Many coaches have exit interviews with players to inform them of strengths, areas of need, and to get feedback. Hard conversations demand multiple adults be present. Nobody needs accusations of "Coach demeaned me" or "Coach doesn't support me."

Not every player "gets it," so include the question, "what are you doing to make teammates better?" Don't be the player about whom the coach says privately, "she's great from the neck down." 

The interview isn't a hatchet job but a serious conversation which can be buttressed by data or video if needed. 

This isn't designed to be comprehensive, but a springboard, a platform of ideas. Remember the Popovich quote, "get over yourself." 

We can start with "what does making teammates better mean for you?" Here are just a few possible player answers:

1. "I am an unselfish, willing passer." 

2. "I take care of the basketball to give the team better possessions." 

3. "I prioritize spacing to give teammates room to operate." 

4. "I move without the ball to give teammates options." 

5. "I live the Jay Bilas principle, "It's not your shot, it's our shot." 

6. "I sprint back fully engaged in transition looking to stop the ball or protect the basket, whichever is needed." 

7. "I play team defense because "the ball scores" not just my cover." 

8. "I contest shots without fouling." 

9. "On loose balls, I'm first to the floor to give us more possessions." 

10."When I'm on the bench, I'm in the game, supporting teammates." 

11."I bring energy to the court and energize teammates both in practice and during the games."

12."I am never a distraction because my behavior and choices impact the team."

Lagniappe. Shooting drills from Coach DeMarco's site with guest Demetrius Ware.  

Two Player Workout Actions to Consider

Find a workout partner and get after it. How?

No post can or will be comprehensive. Present ideas on how to make players better, which make teams better. "Every day is player development day." 

1. Warm up with Villanova Get 50 

2. Partner competitive shooting drills with rebounder

  • Elbow-to-elbow and elbow-to-sideline
  • Pitino quarters 
  • 251 (three-point shooting)
  • Shooting off 'screens' 

3. Drills with defense

  • Box drills 
  • Wing attack 
  • Live dribble attack (float dribble, negative step)
  • Post moves with defense

4. One-on-one 

  • Standard game to agreed number (e.g. 7, 11)
  • Initiate play from corners, wings, top, elbows, posts
  • Build in free throws after a set number of baskets, as each player takes three
"Winners are trackers." Track results. 
"Make practice hard so games are easy." 
"10-80-10." Top ten percenters drag teammates into the top 10%
"Champions do extra." - James Kerr, "Legacy"
"Repetitions make reputations." 

Lagniappe.
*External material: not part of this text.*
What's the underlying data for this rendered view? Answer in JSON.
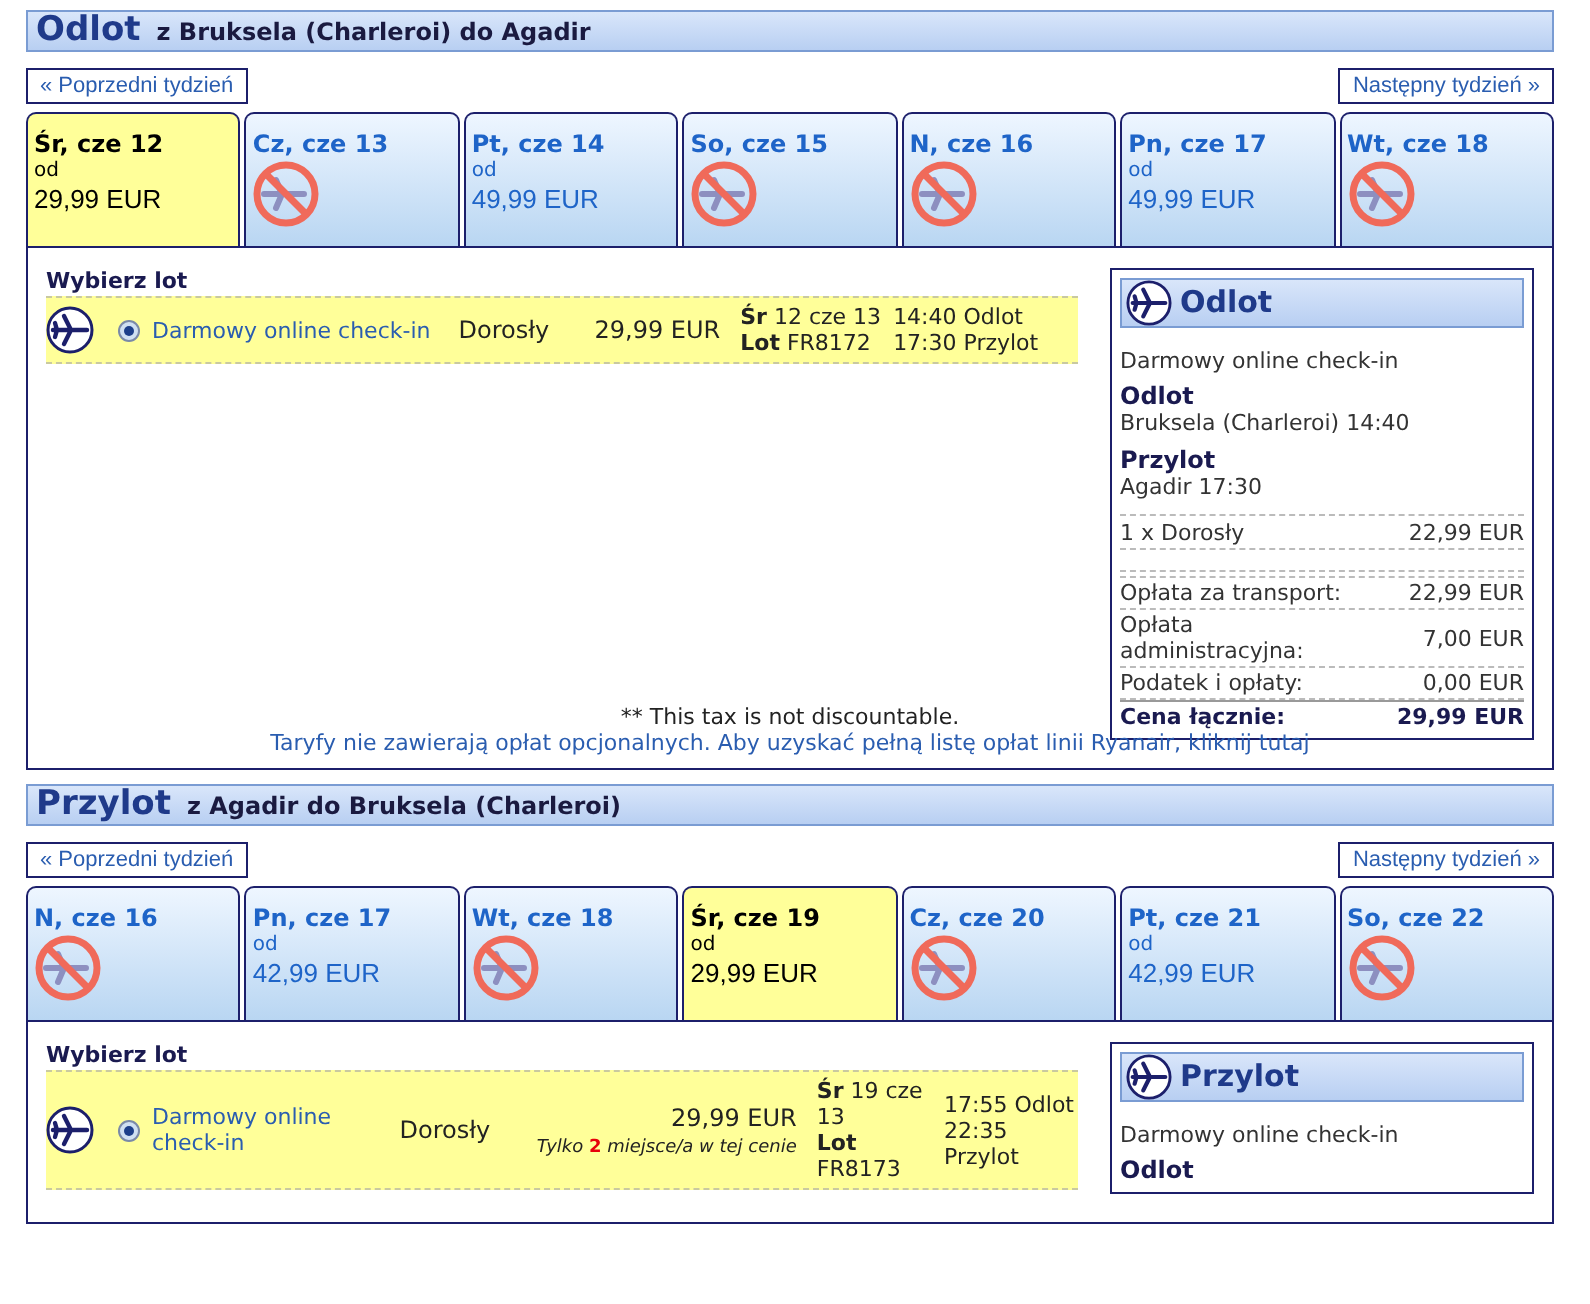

I joke with Cecilia about expectations.  


Monday, March 20, 2023

Basketball: My Favorite Box Set BOBs

Run different actions from the same sets, the same actions from different sets, or different actions from different sets. 


If you have a strong 1 and 5 duo, "15" creates havoc with shots for your one or an inside pick-and-roll for a capable finisher. 

This 15 option has value, too. 


Paired back screens (better used later after another play) with 3 slipping the back screen. 


This play screens the middle with the 5 screening twice to open up the 4 (or the 2 if x3 stays home) for a shot. It's not as popular as "America's Play," the screen for the inbounder corner 3, but it's getting there. 


If you have a great post mismatch, Boom, Boomer, or Boomerang can work. 

"Angle" STS 

"Angle" relies on screen-the-screener action. One of my core principles for defenders is, "Bigs away come back into play." 


Screen-the-screener action which has wreaked havoc against man defenses. 

"America's Play" 

You've all seen it, faced it. But I feel obligated to show it. 

"Zipper Curl" 

Clippers' action with zipper entry and then screen-the-screener curl/lob potential. 


This blends screen-the-screener action with a delayed diagonal screen that can create an open three or a layup. 

All this being said, most teams only need a handful of actions, beyond which chaos ensues. Better to invest time in execution and skill-building than having a dozen choices. 

Lagniappe. Add something for a rainy day.